Publications & Resources
Beyond Summative Evaluation: The Instructional Quality Assessment as a Professional Development Tool
Amy C. Crosson, Melissa Boston, Allison Levison, Lindsay Clare Matsumura, Lauren B. Resnick, Mikyung Kim Wolf, and Brian W. Junker

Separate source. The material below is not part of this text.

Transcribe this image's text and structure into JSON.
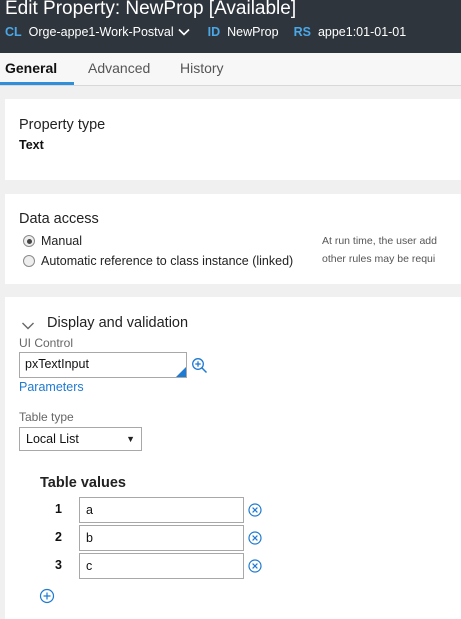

In order to improve students’ opportunities to learn, educators need tools that can assist them to reflect on and analyze their own and others’ teaching practice. Many available observation tools and protocols for studying student work are inadequate because they do not directly engage educators in core issues about rigorous content and pedagogy. In this conceptual paper, we argue that the Instructional Quality Assessment (IQA)—a formal toolkit for rating instructional quality that is based primarily on classroom observations and student assignments—has strong potential to support professional development within schools at multiple levels. We argue that the IQA could be useful to teachers for analyzing their own and their colleagues’ practice; additionally, the IQA could aid the efforts of principals in their work as instructional leaders, identifying effective practitioners to help lead professional development within a school and targeting professional development needs that would require external support. Although the IQA was designed for summative, external evaluation, we argue that the steps taken to improve the reliability of the instrument—particularly the efforts to make the rubric descriptors for gradations of instructional quality as transparent as possible—also serve to make the tool a resource for professional growth among educators.

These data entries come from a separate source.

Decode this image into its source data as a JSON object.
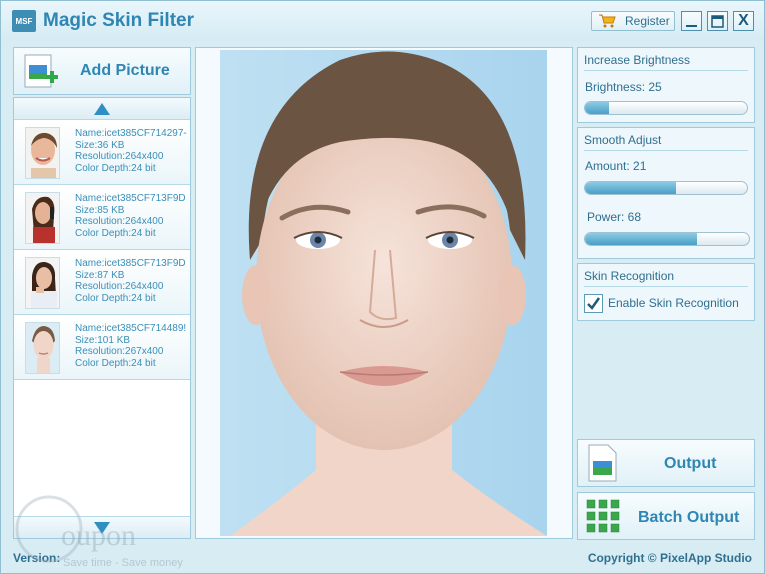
{
  "app": {
    "logo_text": "MSF",
    "title": "Magic Skin Filter"
  },
  "titlebar": {
    "register_label": "Register",
    "minimize_label": "_",
    "maximize_label": "□",
    "close_label": "X"
  },
  "left": {
    "add_picture_label": "Add Picture",
    "items": [
      {
        "name": "Name:icet385CF714297-",
        "size": "Size:36 KB",
        "resolution": "Resolution:264x400",
        "depth": "Color Depth:24 bit"
      },
      {
        "name": "Name:icet385CF713F9D",
        "size": "Size:85 KB",
        "resolution": "Resolution:264x400",
        "depth": "Color Depth:24 bit"
      },
      {
        "name": "Name:icet385CF713F9D",
        "size": "Size:87 KB",
        "resolution": "Resolution:264x400",
        "depth": "Color Depth:24 bit"
      },
      {
        "name": "Name:icet385CF714489!",
        "size": "Size:101 KB",
        "resolution": "Resolution:267x400",
        "depth": "Color Depth:24 bit"
      }
    ]
  },
  "right": {
    "brightness": {
      "title": "Increase Brightness",
      "label": "Brightness: 25",
      "level": 0.15
    },
    "smooth": {
      "title": "Smooth Adjust",
      "amount_label": "Amount: 21",
      "amount_level": 0.56,
      "power_label": "Power: 68",
      "power_level": 0.68
    },
    "skin": {
      "title": "Skin Recognition",
      "checkbox_label": "Enable Skin Recognition",
      "checked": true
    },
    "output_label": "Output",
    "batch_output_label": "Batch Output"
  },
  "status": {
    "version_label": "Version:",
    "copyright": "Copyright © PixelApp Studio"
  },
  "watermark": {
    "brand": "oupon",
    "tagline": "Save time - Save money"
  },
  "colors": {
    "accent": "#2f86b3",
    "panel_border": "#9fcade",
    "background": "#d8ecf3",
    "slider_fill": "#4a9fc6"
  }
}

Crosson, A. C., Boston, M., Levison, A., Matsumura, L. C., Resnick, L. B., Wolf, M. K., & Junker, B. W. (2006). Beyond summative evaluation: The instructional quality assessment as a professional development tool (CSE Report 691). Los Angeles: University of California, Los Angeles, National Center for Research on Evaluation, Standards, and Student Testing (CRESST).